-- RECORD SET follows --
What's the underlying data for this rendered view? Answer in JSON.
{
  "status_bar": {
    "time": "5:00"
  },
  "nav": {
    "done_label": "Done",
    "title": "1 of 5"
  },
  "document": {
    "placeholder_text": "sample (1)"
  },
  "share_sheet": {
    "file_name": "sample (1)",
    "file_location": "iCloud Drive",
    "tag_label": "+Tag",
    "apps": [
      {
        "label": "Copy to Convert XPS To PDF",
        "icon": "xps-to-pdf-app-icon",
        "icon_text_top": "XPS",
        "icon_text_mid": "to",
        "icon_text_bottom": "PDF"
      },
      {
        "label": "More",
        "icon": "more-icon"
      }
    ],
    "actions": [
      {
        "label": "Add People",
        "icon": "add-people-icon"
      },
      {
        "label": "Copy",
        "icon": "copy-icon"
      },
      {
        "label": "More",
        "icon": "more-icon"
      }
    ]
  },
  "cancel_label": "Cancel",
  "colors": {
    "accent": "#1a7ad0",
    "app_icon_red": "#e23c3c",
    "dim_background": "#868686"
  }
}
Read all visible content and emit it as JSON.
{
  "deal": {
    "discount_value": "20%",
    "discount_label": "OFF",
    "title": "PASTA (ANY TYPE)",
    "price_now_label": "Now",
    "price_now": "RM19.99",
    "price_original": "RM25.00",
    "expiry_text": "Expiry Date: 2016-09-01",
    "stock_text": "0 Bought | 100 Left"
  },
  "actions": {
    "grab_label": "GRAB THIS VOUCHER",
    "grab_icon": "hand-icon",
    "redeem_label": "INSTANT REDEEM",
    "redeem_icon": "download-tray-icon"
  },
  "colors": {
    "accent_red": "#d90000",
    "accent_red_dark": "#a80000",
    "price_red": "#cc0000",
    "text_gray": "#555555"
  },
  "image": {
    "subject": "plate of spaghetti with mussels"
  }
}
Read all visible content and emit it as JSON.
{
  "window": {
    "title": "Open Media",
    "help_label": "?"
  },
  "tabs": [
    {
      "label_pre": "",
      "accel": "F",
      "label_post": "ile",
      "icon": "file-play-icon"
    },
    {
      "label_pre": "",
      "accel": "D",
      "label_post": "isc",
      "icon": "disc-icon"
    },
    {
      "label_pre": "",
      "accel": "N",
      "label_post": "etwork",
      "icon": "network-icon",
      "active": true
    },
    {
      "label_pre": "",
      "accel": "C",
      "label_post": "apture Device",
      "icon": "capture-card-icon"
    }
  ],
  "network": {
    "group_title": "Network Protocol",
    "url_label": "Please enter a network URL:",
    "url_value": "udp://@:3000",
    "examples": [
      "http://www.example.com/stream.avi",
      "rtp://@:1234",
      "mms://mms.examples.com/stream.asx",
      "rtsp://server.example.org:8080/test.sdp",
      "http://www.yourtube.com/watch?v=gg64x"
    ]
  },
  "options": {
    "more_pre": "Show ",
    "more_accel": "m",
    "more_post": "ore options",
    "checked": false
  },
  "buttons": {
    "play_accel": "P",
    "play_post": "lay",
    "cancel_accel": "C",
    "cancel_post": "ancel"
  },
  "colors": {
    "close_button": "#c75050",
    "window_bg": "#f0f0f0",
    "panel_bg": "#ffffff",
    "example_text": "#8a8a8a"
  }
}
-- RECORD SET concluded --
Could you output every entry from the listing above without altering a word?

**WRITTEN RESPONSE**.
What's the underlying data for this rendered view? Answer in JSON.
{
  "status_bar": {
    "time": "5:00"
  },
  "nav": {
    "done_label": "Done",
    "title": "1 of 5"
  },
  "document": {
    "placeholder_text": "sample (1)"
  },
  "share_sheet": {
    "file_name": "sample (1)",
    "file_location": "iCloud Drive",
    "tag_label": "+Tag",
    "apps": [
      {
        "label": "Copy to Convert XPS To PDF",
        "icon": "xps-to-pdf-app-icon",
        "icon_text_top": "XPS",
        "icon_text_mid": "to",
        "icon_text_bottom": "PDF"
      },
      {
        "label": "More",
        "icon": "more-icon"
      }
    ],
    "actions": [
      {
        "label": "Add People",
        "icon": "add-people-icon"
      },
      {
        "label": "Copy",
        "icon": "copy-icon"
      },
      {
        "label": "More",
        "icon": "more-icon"
      }
    ]
  },
  "cancel_label": "Cancel",
  "colors": {
    "accent": "#1a7ad0",
    "app_icon_red": "#e23c3c",
    "dim_background": "#868686"
  }
}
Read all visible content and emit it as JSON.
{
  "deal": {
    "discount_value": "20%",
    "discount_label": "OFF",
    "title": "PASTA (ANY TYPE)",
    "price_now_label": "Now",
    "price_now": "RM19.99",
    "price_original": "RM25.00",
    "expiry_text": "Expiry Date: 2016-09-01",
    "stock_text": "0 Bought | 100 Left"
  },
  "actions": {
    "grab_label": "GRAB THIS VOUCHER",
    "grab_icon": "hand-icon",
    "redeem_label": "INSTANT REDEEM",
    "redeem_icon": "download-tray-icon"
  },
  "colors": {
    "accent_red": "#d90000",
    "accent_red_dark": "#a80000",
    "price_red": "#cc0000",
    "text_gray": "#555555"
  },
  "image": {
    "subject": "plate of spaghetti with mussels"
  }
}
Read all visible content and emit it as JSON.
{
  "window": {
    "title": "Open Media",
    "help_label": "?"
  },
  "tabs": [
    {
      "label_pre": "",
      "accel": "F",
      "label_post": "ile",
      "icon": "file-play-icon"
    },
    {
      "label_pre": "",
      "accel": "D",
      "label_post": "isc",
      "icon": "disc-icon"
    },
    {
      "label_pre": "",
      "accel": "N",
      "label_post": "etwork",
      "icon": "network-icon",
      "active": true
    },
    {
      "label_pre": "",
      "accel": "C",
      "label_post": "apture Device",
      "icon": "capture-card-icon"
    }
  ],
  "network": {
    "group_title": "Network Protocol",
    "url_label": "Please enter a network URL:",
    "url_value": "udp://@:3000",
    "examples": [
      "http://www.example.com/stream.avi",
      "rtp://@:1234",
      "mms://mms.examples.com/stream.asx",
      "rtsp://server.example.org:8080/test.sdp",
      "http://www.yourtube.com/watch?v=gg64x"
    ]
  },
  "options": {
    "more_pre": "Show ",
    "more_accel": "m",
    "more_post": "ore options",
    "checked": false
  },
  "buttons": {
    "play_accel": "P",
    "play_post": "lay",
    "cancel_accel": "C",
    "cancel_post": "ancel"
  },
  "colors": {
    "close_button": "#c75050",
    "window_bg": "#f0f0f0",
    "panel_bg": "#ffffff",
    "example_text": "#8a8a8a"
  }
}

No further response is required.